Other than drinking more or not drinking at all, the way to banish hangovers is to spoon up some menudo. Made from tripe with a large charge of hot chilies, a fragrant blast of epazote, and (usually) hominy, it is served in Mexican restaurants throughout the Southwest, often only on weekends — a visceral comfort food of the kill-or-cure school of gastronomy. Besides fully-dressed chili dogs, murder-burgers, and garbage plates at 3am, one other legendary hangover cure is yakamein. Also known as Old Sober, yakamein is a Chinese/African-American soup of noodles, shredded beef, green onions, and a hard boiled egg. It is now virtually impossible to find in restaurants.

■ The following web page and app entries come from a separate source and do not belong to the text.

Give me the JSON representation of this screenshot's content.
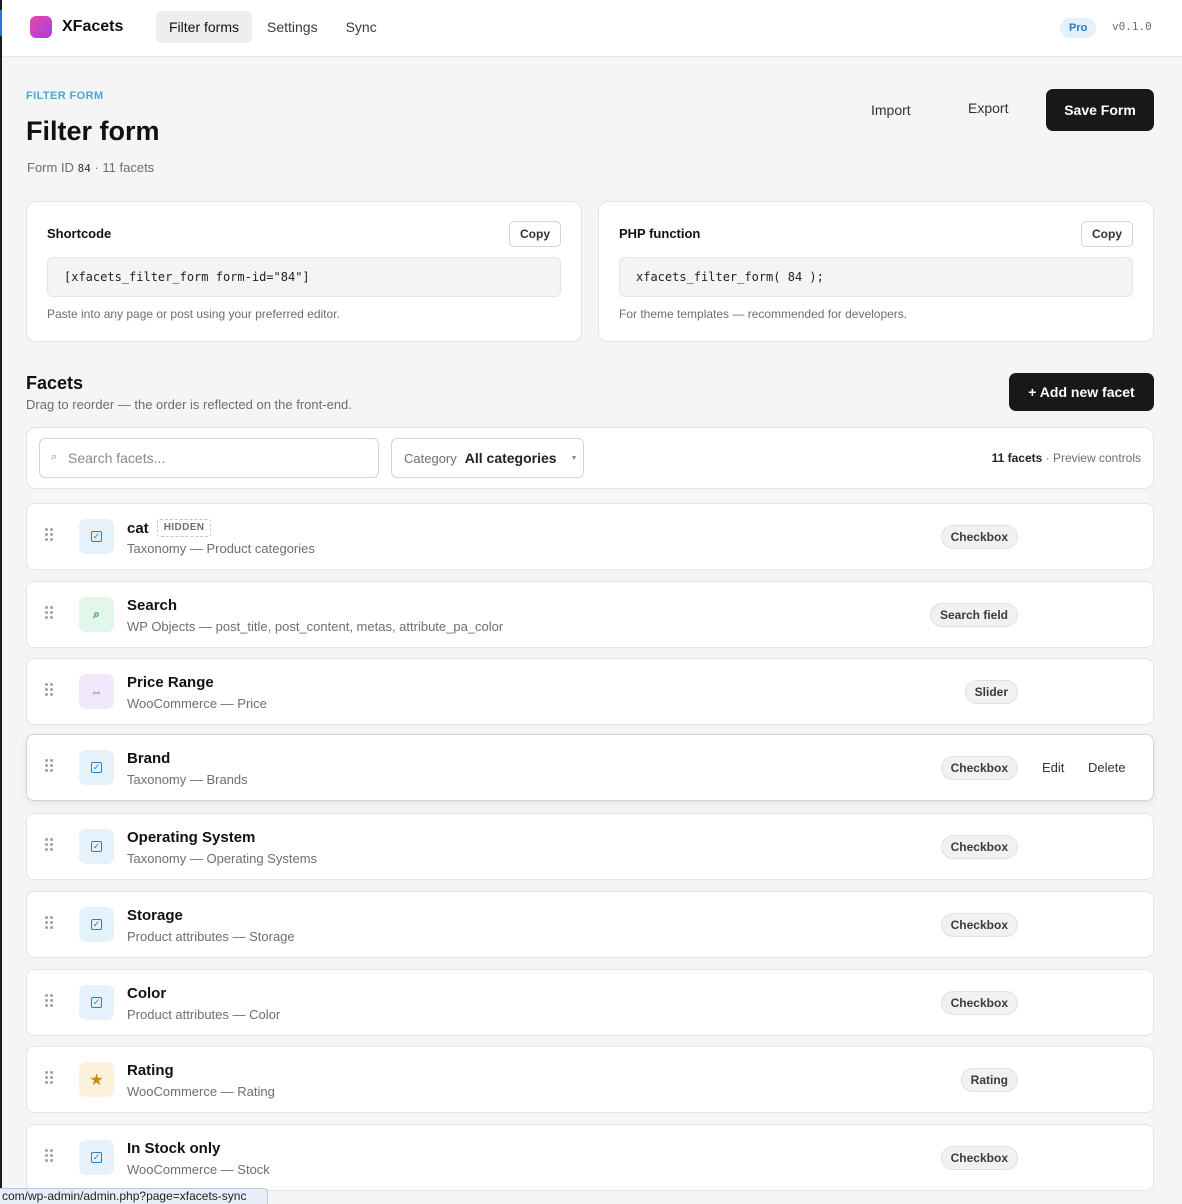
{
  "app": {
    "name": "XFacets",
    "badge": "Pro",
    "version": "v0.1.0"
  },
  "nav": {
    "tabs": [
      {
        "label": "Filter forms",
        "active": true
      },
      {
        "label": "Settings",
        "active": false
      },
      {
        "label": "Sync",
        "active": false
      }
    ]
  },
  "header": {
    "eyebrow": "FILTER FORM",
    "title": "Filter form",
    "form_id_label": "Form ID",
    "form_id": "84",
    "facet_summary": "· 11 facets",
    "import_label": "Import",
    "export_label": "Export",
    "save_label": "Save Form"
  },
  "shortcode": {
    "title": "Shortcode",
    "copy_label": "Copy",
    "code": "[xfacets_filter_form form-id=\"84\"]",
    "help": "Paste into any page or post using your preferred editor."
  },
  "php": {
    "title": "PHP function",
    "copy_label": "Copy",
    "code": "xfacets_filter_form( 84 );",
    "help": "For theme templates — recommended for developers."
  },
  "facets": {
    "title": "Facets",
    "subtitle": "Drag to reorder — the order is reflected on the front-end.",
    "add_label": "+ Add new facet",
    "search_placeholder": "Search facets...",
    "category_label": "Category",
    "category_value": "All categories",
    "count_bold": "11 facets",
    "count_rest": " · Preview controls",
    "edit_label": "Edit",
    "delete_label": "Delete",
    "items": [
      {
        "name": "cat",
        "badge": "HIDDEN",
        "desc": "Taxonomy — Product categories",
        "type": "Checkbox",
        "icon": "checkbox-icon"
      },
      {
        "name": "Search",
        "desc": "WP Objects — post_title, post_content, metas, attribute_pa_color",
        "type": "Search field",
        "icon": "search-icon"
      },
      {
        "name": "Price Range",
        "desc": "WooCommerce — Price",
        "type": "Slider",
        "icon": "slider-icon"
      },
      {
        "name": "Brand",
        "desc": "Taxonomy — Brands",
        "type": "Checkbox",
        "icon": "checkbox-icon"
      },
      {
        "name": "Operating System",
        "desc": "Taxonomy — Operating Systems",
        "type": "Checkbox",
        "icon": "checkbox-icon"
      },
      {
        "name": "Storage",
        "desc": "Product attributes — Storage",
        "type": "Checkbox",
        "icon": "checkbox-icon"
      },
      {
        "name": "Color",
        "desc": "Product attributes — Color",
        "type": "Checkbox",
        "icon": "checkbox-icon"
      },
      {
        "name": "Rating",
        "desc": "WooCommerce — Rating",
        "type": "Rating",
        "icon": "star-icon"
      },
      {
        "name": "In Stock only",
        "desc": "WooCommerce — Stock",
        "type": "Checkbox",
        "icon": "checkbox-icon"
      }
    ]
  },
  "status_bar": {
    "url": "com/wp-admin/admin.php?page=xfacets-sync"
  }
}
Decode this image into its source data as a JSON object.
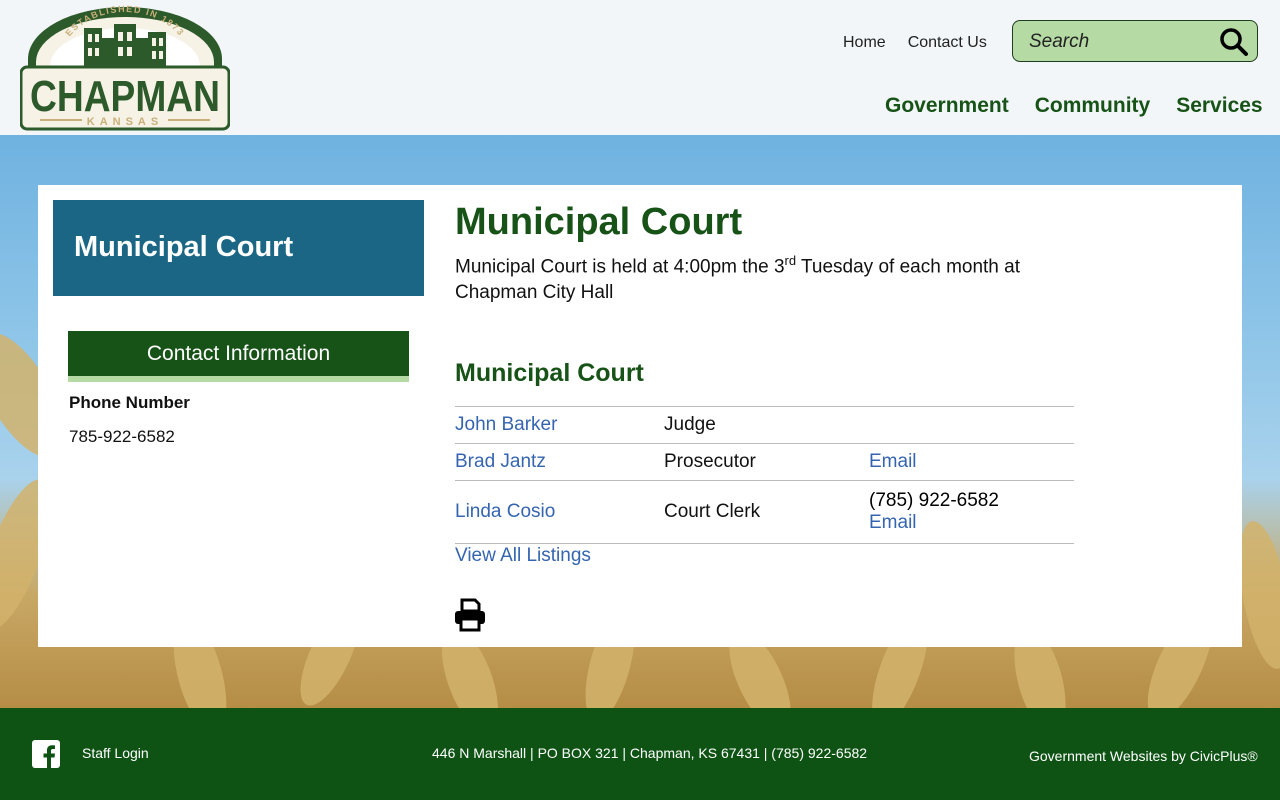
{
  "header": {
    "logo": {
      "arc_text": "ESTABLISHED IN 1873",
      "name": "CHAPMAN",
      "state": "KANSAS"
    },
    "top_links": [
      "Home",
      "Contact Us"
    ],
    "search": {
      "placeholder": "Search"
    },
    "nav": [
      "Government",
      "Community",
      "Services"
    ]
  },
  "sidebar": {
    "title": "Municipal Court",
    "contact_heading": "Contact Information",
    "phone_label": "Phone Number",
    "phone_value": "785-922-6582"
  },
  "main": {
    "title": "Municipal Court",
    "intro_before": "Municipal Court is held at 4:00pm the 3",
    "intro_sup": "rd",
    "intro_after": " Tuesday of each month at Chapman City Hall",
    "directory_title": "Municipal Court",
    "staff": [
      {
        "name": "John Barker",
        "role": "Judge",
        "phone": "",
        "email": ""
      },
      {
        "name": "Brad Jantz",
        "role": "Prosecutor",
        "phone": "",
        "email": "Email"
      },
      {
        "name": "Linda Cosio",
        "role": "Court Clerk",
        "phone": "(785) 922-6582",
        "email": "Email"
      }
    ],
    "view_all": "View All Listings"
  },
  "footer": {
    "staff_login": "Staff Login",
    "address": "446 N Marshall | PO BOX 321 | Chapman, KS 67431 | (785) 922-6582",
    "credit": "Government Websites by CivicPlus®"
  },
  "colors": {
    "brand_green": "#175217",
    "light_green": "#b6daa4",
    "sidebar_blue": "#1b6685",
    "link_blue": "#3565b0",
    "footer_green": "#0e5314"
  },
  "icons": [
    "search-icon",
    "print-icon",
    "facebook-icon"
  ]
}
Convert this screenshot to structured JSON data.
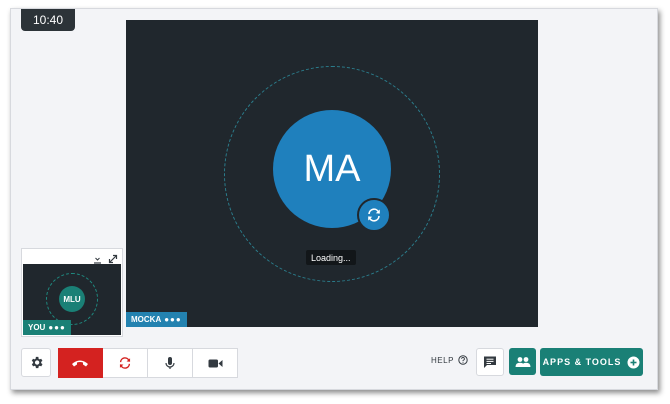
{
  "call": {
    "timer": "10:40"
  },
  "main_participant": {
    "initials": "MA",
    "name": "MOCKA",
    "status_dots": "●●●",
    "loading_text": "Loading..."
  },
  "self_view": {
    "initials": "MLU",
    "name": "YOU",
    "status_dots": "●●●"
  },
  "toolbar": {
    "help_label": "HELP",
    "apps_tools_label": "APPS & TOOLS"
  },
  "colors": {
    "accent": "#1a8076",
    "avatar_blue": "#1f80bd",
    "hangup_red": "#d42220",
    "video_bg": "#20272d"
  }
}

Barbecue’s newfound nationwide popularity has put burnt ends on menus across the country, but in all too many cases, the burnt ends are bogus. Genuine burnt ends are cutting-board scraps: crunchy edges, veins of fat, shreds, and debris that fall from slices destined to be served on plates or in a sandwich. At their best, they are a lascivious indulgence — barbecue at its most nutritionally incorrect. Burnt ends have become popular enough that when there aren’t enough scraps to be found on the cutting board, some places purposely shave the edges of brisket (or pork shoulder) to create them. This is not necessarily a horrible thing, but in general, such artificially created burnt ends are too dense and meaty to deliver the wanton succulence of the real thing. While good burnt ends can be found in Phoenix (in the beans at Little Miss BBQ) and even in the northeast (at Big W’s Roadside Barbecue), they are at their best in Kansas City, where they first were recognized as a regional specialty, sometimes known there as brownies.